FullSizeRender (1)At the breakfast table this morning, Dad held out the pinky and middle finger of his right hand, holding the ring finger in with his thumb, looked at me and said, “When you order two finger of something, do it like this.”

Good advice, Dad. But where did that come from? I’ve never seen you drink more than a glass of wine. Now you’re sharing some drinking hacks with me. I’m going to remember that one.

It’s been than kind of a morning. The night nurse told us he didn’t sleep at all last night. Sitting at the kitchen table, he suddenly began talking about his graduation from high school (1942) and then his job at the mill (loading up carpet for shipping) until Uncle Sam summoned him for service in the Army Air Corps (1943-44). He then marveled at the good education he got at Villanova after his return, courtesy of Uncle Sam.

“Yeah, I’ve come a long way since Smedley Park.” Smedley Park, now a very nice recreation are in Delaware County, PA, was the boyhood home of my dad and his family.
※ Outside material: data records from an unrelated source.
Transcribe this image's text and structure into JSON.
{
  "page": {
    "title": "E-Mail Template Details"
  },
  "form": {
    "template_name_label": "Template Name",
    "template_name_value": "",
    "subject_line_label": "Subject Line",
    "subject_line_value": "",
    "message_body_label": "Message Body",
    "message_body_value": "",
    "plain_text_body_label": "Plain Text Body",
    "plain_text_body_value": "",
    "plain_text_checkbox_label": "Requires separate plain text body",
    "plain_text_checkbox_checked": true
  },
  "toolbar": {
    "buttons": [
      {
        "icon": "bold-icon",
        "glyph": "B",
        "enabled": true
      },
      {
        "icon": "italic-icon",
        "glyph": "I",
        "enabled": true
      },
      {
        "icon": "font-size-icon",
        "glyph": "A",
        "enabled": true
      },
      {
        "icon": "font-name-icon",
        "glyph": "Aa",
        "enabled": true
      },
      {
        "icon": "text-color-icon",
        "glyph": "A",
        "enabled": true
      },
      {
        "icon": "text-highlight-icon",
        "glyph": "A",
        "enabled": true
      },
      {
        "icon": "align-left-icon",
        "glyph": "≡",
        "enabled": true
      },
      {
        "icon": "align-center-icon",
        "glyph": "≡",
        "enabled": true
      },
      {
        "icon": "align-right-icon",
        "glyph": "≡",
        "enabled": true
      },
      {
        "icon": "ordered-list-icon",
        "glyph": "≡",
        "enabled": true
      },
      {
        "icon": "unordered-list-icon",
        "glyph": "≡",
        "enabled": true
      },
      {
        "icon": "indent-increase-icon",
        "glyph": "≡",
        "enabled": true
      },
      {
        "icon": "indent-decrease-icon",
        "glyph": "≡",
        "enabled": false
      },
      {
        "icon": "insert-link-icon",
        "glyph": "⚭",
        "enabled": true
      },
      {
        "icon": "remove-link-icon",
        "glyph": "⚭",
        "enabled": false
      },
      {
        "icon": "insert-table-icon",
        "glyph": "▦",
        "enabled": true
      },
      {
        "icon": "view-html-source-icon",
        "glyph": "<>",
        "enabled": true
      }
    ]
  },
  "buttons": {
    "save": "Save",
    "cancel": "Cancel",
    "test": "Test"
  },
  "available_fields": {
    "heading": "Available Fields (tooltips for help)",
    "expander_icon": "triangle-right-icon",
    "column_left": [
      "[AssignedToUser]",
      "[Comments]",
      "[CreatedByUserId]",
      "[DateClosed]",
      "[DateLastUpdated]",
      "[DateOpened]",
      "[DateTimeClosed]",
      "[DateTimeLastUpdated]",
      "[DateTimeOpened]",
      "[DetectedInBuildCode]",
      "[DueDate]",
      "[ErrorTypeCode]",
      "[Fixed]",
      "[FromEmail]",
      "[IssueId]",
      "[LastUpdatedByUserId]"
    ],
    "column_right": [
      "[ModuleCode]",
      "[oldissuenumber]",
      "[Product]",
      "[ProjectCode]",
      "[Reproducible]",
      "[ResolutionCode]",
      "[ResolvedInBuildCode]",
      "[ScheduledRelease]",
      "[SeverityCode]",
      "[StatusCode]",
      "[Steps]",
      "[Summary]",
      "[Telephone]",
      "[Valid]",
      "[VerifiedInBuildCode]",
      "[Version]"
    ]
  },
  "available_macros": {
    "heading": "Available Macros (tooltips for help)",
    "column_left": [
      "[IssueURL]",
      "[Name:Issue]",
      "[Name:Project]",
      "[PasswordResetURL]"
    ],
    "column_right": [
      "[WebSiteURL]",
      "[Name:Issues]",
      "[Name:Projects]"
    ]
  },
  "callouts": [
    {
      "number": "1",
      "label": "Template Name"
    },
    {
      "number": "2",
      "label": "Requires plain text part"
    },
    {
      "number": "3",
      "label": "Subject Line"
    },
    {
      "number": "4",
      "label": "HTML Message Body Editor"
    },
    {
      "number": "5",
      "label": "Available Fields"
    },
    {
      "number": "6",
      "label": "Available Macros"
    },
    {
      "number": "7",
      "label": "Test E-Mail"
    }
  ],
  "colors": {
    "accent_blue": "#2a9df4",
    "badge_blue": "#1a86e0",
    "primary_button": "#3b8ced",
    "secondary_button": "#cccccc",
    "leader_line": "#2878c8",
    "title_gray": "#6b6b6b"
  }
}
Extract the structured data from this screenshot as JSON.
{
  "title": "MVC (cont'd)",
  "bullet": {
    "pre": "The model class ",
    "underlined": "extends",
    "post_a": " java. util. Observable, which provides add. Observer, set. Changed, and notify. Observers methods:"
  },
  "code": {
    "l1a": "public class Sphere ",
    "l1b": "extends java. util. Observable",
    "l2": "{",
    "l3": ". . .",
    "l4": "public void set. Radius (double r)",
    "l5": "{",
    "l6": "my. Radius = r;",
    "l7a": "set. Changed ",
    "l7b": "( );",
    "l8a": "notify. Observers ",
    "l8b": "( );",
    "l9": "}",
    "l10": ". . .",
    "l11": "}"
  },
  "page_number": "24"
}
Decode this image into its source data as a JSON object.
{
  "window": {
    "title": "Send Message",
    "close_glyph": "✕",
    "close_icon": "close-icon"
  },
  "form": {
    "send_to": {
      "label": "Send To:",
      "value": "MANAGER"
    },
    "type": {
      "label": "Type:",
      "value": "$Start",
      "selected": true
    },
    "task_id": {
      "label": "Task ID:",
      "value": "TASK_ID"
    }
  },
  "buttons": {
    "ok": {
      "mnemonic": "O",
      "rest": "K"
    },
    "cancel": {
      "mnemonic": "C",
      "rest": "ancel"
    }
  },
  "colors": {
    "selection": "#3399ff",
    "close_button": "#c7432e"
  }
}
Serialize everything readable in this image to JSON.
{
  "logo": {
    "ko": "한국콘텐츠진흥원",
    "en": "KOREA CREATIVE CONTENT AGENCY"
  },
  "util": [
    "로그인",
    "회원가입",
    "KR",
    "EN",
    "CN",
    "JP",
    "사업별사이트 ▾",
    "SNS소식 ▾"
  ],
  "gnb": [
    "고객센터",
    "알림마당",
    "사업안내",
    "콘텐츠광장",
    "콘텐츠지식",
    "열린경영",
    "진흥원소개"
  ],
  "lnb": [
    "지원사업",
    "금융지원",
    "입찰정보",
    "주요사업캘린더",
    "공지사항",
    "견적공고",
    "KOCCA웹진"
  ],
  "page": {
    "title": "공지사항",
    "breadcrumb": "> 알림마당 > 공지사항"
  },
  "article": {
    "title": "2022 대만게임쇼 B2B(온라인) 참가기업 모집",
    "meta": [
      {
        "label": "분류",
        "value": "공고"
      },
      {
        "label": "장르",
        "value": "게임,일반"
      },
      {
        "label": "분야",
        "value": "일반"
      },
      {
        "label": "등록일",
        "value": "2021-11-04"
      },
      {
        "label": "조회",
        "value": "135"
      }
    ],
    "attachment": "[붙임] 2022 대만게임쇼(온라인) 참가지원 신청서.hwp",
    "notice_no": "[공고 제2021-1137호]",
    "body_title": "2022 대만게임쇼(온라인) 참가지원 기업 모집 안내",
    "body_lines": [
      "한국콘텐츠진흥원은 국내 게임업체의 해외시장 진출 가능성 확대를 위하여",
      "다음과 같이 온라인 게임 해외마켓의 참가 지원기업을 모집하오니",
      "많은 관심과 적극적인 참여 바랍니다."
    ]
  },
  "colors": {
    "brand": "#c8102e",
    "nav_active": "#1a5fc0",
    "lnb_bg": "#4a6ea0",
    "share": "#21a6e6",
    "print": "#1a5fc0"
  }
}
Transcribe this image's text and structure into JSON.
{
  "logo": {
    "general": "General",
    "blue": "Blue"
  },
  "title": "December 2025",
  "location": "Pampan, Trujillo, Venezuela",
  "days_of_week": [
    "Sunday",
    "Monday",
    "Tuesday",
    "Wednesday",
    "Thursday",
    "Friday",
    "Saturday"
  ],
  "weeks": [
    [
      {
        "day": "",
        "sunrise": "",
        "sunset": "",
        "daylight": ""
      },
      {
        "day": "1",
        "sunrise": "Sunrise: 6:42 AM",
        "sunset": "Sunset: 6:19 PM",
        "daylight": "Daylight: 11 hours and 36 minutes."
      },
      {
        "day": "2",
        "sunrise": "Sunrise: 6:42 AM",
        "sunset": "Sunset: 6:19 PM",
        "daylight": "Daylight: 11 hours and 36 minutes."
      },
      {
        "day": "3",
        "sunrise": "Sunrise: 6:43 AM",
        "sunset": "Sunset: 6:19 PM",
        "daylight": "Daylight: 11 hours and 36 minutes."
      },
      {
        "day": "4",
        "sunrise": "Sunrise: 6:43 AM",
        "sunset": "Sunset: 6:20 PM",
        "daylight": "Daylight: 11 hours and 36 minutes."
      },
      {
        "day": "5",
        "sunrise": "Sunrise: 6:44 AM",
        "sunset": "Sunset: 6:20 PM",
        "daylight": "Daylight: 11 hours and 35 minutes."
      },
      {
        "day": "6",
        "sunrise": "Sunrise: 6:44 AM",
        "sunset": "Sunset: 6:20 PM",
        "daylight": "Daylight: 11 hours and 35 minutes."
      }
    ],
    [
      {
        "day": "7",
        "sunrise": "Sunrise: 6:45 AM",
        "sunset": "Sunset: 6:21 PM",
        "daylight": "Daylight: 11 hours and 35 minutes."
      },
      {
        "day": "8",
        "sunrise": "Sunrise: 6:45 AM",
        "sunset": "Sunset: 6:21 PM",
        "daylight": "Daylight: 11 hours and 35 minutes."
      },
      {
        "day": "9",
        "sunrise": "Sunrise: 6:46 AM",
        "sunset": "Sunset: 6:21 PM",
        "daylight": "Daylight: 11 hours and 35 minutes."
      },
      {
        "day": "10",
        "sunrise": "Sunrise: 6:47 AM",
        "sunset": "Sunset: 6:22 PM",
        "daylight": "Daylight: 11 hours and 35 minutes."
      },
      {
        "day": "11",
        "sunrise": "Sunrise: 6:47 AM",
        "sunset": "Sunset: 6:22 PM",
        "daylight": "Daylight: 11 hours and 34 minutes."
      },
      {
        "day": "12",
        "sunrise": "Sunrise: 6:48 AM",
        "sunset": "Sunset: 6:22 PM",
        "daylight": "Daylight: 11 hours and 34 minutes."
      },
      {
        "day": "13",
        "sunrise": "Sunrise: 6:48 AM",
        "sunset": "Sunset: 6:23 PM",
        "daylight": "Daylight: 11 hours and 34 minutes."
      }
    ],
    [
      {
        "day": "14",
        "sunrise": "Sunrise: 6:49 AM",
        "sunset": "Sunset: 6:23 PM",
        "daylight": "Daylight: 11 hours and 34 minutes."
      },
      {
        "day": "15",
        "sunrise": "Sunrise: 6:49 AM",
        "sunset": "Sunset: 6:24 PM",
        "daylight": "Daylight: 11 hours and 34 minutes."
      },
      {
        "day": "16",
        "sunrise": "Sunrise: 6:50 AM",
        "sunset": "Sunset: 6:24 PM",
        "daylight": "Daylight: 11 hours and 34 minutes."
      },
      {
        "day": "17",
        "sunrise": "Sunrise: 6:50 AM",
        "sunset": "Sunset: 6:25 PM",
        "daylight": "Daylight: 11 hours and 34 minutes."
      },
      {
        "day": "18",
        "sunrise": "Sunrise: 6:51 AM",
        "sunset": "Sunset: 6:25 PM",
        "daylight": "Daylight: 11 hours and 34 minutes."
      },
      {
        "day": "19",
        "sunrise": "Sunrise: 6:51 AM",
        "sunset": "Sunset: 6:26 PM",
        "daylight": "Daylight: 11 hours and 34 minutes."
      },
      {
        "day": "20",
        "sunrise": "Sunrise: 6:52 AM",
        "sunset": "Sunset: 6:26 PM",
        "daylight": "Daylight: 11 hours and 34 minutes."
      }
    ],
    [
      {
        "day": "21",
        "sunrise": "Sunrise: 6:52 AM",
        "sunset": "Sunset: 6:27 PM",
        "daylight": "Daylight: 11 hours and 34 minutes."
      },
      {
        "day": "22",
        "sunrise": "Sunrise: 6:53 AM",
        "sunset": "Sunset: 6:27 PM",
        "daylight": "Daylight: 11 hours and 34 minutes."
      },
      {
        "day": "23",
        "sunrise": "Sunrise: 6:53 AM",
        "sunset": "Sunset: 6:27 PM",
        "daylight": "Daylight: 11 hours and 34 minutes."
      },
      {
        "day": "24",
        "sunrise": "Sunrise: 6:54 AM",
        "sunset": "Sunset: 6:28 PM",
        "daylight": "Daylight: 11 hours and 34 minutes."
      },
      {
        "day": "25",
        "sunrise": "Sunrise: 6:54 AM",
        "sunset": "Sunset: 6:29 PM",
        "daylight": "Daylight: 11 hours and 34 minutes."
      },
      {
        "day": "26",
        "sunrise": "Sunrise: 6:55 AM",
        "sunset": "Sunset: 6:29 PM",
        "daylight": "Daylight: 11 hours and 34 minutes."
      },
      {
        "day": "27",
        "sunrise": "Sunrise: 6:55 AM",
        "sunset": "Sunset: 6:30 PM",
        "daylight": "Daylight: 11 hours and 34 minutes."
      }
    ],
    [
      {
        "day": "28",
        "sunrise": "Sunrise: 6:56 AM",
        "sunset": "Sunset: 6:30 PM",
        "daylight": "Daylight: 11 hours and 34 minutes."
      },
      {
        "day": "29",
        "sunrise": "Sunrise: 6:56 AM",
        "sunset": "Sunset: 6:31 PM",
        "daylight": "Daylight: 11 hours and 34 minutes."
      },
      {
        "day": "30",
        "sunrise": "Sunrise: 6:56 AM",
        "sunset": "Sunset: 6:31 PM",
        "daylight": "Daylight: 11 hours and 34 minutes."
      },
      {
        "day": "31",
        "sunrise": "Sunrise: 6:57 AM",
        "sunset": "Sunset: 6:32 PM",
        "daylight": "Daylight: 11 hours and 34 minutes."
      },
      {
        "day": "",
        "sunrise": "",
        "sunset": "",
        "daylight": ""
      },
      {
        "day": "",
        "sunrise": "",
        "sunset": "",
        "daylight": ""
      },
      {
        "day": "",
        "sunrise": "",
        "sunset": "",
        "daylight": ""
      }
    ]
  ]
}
Back then, it was where he and his brother Tommy hunted rabbit. Dad then mentioned how they got water to the house. They pumped water all the way up the hill from the spring on the other side of the railroad tracks. From there, gravity took over and carried water down to the house.

I always learn something new from and about Dad whenever I come up to visit and help take care of him. Definitely worth the airfare.